The decline of squash in England does worry me hugely. I just can’t get my head around it. Padel is the world’s fastest growing sport, but everyone I know who’s played it says you don’t get a workout from it.
The fact that squash is not an Olympic sport depresses me greatly. It’s done incredibly well to try and maintain its popularity with all the glass squash courts and advertising money that’s going in. I think the issue lies with junior squash – I just don’t see the development being put into it [see related story here].
I’ve become a bit outspoken at the appalling lack of junior squash in England. In my squash club it’s pretty much non existent. I’ve got a big issue with that.
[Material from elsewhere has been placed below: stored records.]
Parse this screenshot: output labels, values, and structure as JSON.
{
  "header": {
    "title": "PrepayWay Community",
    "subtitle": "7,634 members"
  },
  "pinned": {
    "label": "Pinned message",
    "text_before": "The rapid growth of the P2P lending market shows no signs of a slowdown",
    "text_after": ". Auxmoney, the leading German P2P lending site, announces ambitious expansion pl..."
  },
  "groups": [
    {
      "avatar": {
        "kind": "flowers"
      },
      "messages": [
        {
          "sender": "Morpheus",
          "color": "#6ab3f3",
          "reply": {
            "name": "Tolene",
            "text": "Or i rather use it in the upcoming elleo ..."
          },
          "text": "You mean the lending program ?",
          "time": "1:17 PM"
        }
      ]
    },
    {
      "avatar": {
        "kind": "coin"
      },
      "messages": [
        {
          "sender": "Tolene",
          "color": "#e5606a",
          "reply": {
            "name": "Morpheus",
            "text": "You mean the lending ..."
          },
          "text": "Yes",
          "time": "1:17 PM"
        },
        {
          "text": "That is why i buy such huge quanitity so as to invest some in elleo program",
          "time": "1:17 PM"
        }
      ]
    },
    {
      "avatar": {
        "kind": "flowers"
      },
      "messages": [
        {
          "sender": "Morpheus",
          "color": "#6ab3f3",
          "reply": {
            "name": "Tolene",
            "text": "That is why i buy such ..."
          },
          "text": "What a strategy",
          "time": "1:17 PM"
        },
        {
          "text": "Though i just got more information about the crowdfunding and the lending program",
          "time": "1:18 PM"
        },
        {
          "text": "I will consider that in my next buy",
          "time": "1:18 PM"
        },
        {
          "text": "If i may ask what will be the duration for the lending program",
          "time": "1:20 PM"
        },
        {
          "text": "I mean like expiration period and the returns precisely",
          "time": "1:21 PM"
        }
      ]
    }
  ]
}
If I had a bit more time on my hands – which I might have going forwards as the company is doing really well and I’ve got a new leadership team in place – I would want to try and develop junior squash more.
Namibia doesn’t really feature on the global stage in squash, but nonetheless it’s a very popular sport there, much the same as it is in South Africa and elsewhere in southern Africa. Squash in Namibia was so family oriented – Sunday sessions and tournaments followed by barbecues. There was always lots of joviality. It had a big community and family vibe. I was at the centre of that and loved every minute of it.
When I was in Namibia I played Trevor Wilkinson, who was the South African number one or two at the time. I was a young boy aged 16-17, playing in front of a home crowd. The place was absolutely packed. He beat me 9-0, 9-0, 9-0. I remember almost being in tears as I came off. But I respected him so much for it.
Zambia was incredibly strong at squash. I went to play there, as there was a boycott happening in South Africa, with the political situation. At the time, Zambia had a British coach and they were incredibly good. I was overwhelmed with the level of squash the Zambians played and the discipline and fitness they had. I became good friends with one of their top players, Robby Lingashi.
The total prize money for winning the British Open in 1996 was £18,000, which was a pittance considering what you have to put your body through. I never thought I’d be doing anything else but playing squash. And maybe if there’d been a bit more money in squash that would have been the case.
I don’t shout and scream about the fact I played in the British Open. When I’m playing in the Surrey League, it’s not something I speak about unless it’s appropriate. Sometimes they detect my accent and ask me about myself and why I’m in England, and I will tell them the whole story about Egypt – which tends to blow their mind.